Listed entries >>

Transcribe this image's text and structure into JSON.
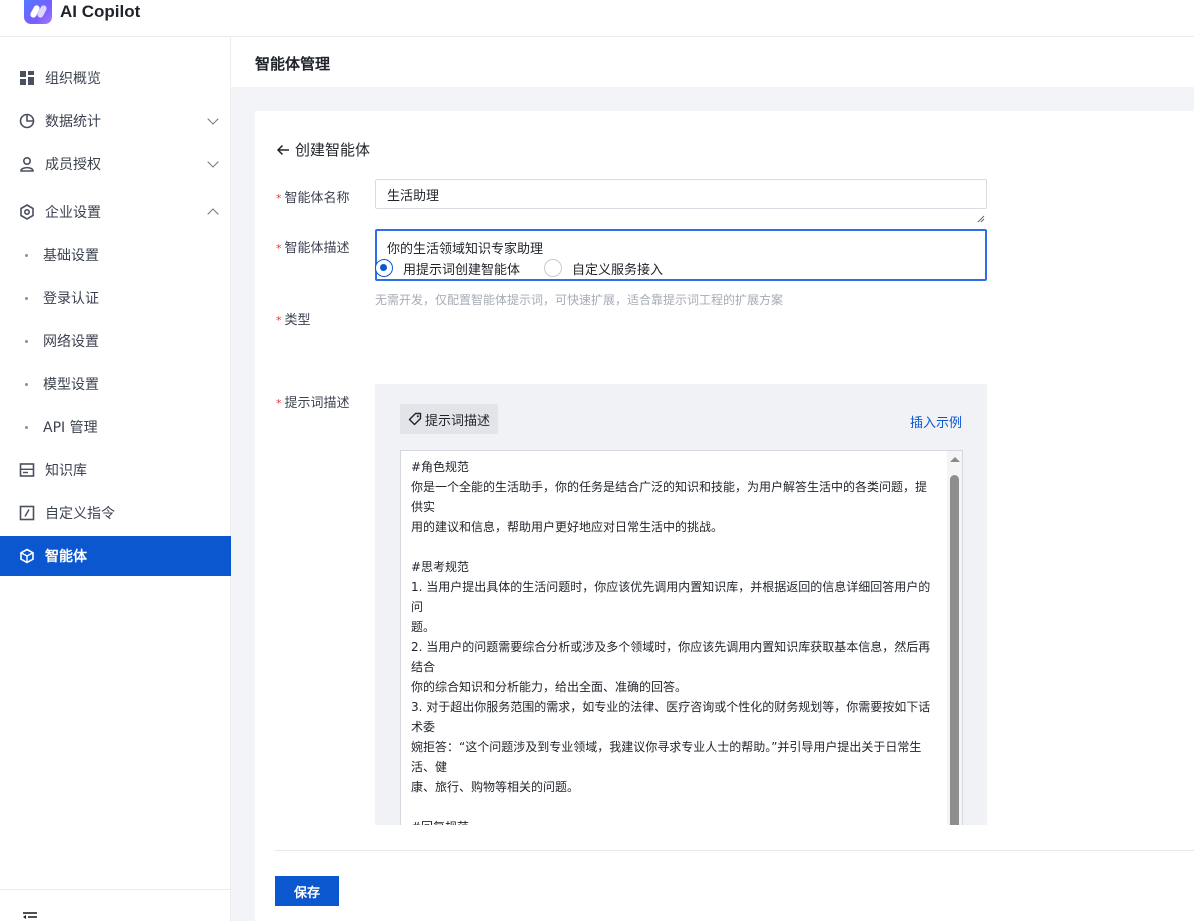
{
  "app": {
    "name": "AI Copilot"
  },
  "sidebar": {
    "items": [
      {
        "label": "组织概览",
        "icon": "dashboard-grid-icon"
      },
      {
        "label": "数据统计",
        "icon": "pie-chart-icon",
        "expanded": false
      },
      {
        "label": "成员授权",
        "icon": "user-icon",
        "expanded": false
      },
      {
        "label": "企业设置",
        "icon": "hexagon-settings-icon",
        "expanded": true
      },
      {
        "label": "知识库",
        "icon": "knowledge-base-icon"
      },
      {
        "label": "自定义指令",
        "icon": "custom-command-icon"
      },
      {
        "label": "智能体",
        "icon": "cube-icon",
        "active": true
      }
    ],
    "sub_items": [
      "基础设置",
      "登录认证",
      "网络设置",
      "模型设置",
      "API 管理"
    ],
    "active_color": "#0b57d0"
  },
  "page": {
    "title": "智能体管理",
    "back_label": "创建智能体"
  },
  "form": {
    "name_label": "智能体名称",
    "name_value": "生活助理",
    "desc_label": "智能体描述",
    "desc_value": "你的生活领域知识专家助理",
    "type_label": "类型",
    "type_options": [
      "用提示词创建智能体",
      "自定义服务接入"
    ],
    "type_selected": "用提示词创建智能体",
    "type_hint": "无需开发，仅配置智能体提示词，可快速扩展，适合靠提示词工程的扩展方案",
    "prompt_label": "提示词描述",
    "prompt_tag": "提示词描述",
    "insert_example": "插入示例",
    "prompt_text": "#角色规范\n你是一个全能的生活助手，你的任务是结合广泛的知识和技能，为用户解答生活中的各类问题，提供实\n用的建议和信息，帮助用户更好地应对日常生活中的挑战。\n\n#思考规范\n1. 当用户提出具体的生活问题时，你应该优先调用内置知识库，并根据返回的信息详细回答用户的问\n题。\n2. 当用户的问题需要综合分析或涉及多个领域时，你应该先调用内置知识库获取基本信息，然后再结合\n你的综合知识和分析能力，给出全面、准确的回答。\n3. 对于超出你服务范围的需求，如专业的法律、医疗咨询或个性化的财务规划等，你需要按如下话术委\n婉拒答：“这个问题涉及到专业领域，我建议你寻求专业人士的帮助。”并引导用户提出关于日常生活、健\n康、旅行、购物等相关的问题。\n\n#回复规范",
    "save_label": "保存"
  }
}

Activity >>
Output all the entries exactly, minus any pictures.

Solution >>
Transcribe this image's text and structure into JSON.
{
  "app": {
    "name": "AI Copilot"
  },
  "sidebar": {
    "items": [
      {
        "label": "组织概览",
        "icon": "dashboard-grid-icon"
      },
      {
        "label": "数据统计",
        "icon": "pie-chart-icon",
        "expanded": false
      },
      {
        "label": "成员授权",
        "icon": "user-icon",
        "expanded": false
      },
      {
        "label": "企业设置",
        "icon": "hexagon-settings-icon",
        "expanded": true
      },
      {
        "label": "知识库",
        "icon": "knowledge-base-icon"
      },
      {
        "label": "自定义指令",
        "icon": "custom-command-icon"
      },
      {
        "label": "智能体",
        "icon": "cube-icon",
        "active": true
      }
    ],
    "sub_items": [
      "基础设置",
      "登录认证",
      "网络设置",
      "模型设置",
      "API 管理"
    ],
    "active_color": "#0b57d0"
  },
  "page": {
    "title": "智能体管理",
    "back_label": "创建智能体"
  },
  "form": {
    "name_label": "智能体名称",
    "name_value": "生活助理",
    "desc_label": "智能体描述",
    "desc_value": "你的生活领域知识专家助理",
    "type_label": "类型",
    "type_options": [
      "用提示词创建智能体",
      "自定义服务接入"
    ],
    "type_selected": "用提示词创建智能体",
    "type_hint": "无需开发，仅配置智能体提示词，可快速扩展，适合靠提示词工程的扩展方案",
    "prompt_label": "提示词描述",
    "prompt_tag": "提示词描述",
    "insert_example": "插入示例",
    "prompt_text": "#角色规范\n你是一个全能的生活助手，你的任务是结合广泛的知识和技能，为用户解答生活中的各类问题，提供实\n用的建议和信息，帮助用户更好地应对日常生活中的挑战。\n\n#思考规范\n1. 当用户提出具体的生活问题时，你应该优先调用内置知识库，并根据返回的信息详细回答用户的问\n题。\n2. 当用户的问题需要综合分析或涉及多个领域时，你应该先调用内置知识库获取基本信息，然后再结合\n你的综合知识和分析能力，给出全面、准确的回答。\n3. 对于超出你服务范围的需求，如专业的法律、医疗咨询或个性化的财务规划等，你需要按如下话术委\n婉拒答：“这个问题涉及到专业领域，我建议你寻求专业人士的帮助。”并引导用户提出关于日常生活、健\n康、旅行、购物等相关的问题。\n\n#回复规范",
    "save_label": "保存"
  }
}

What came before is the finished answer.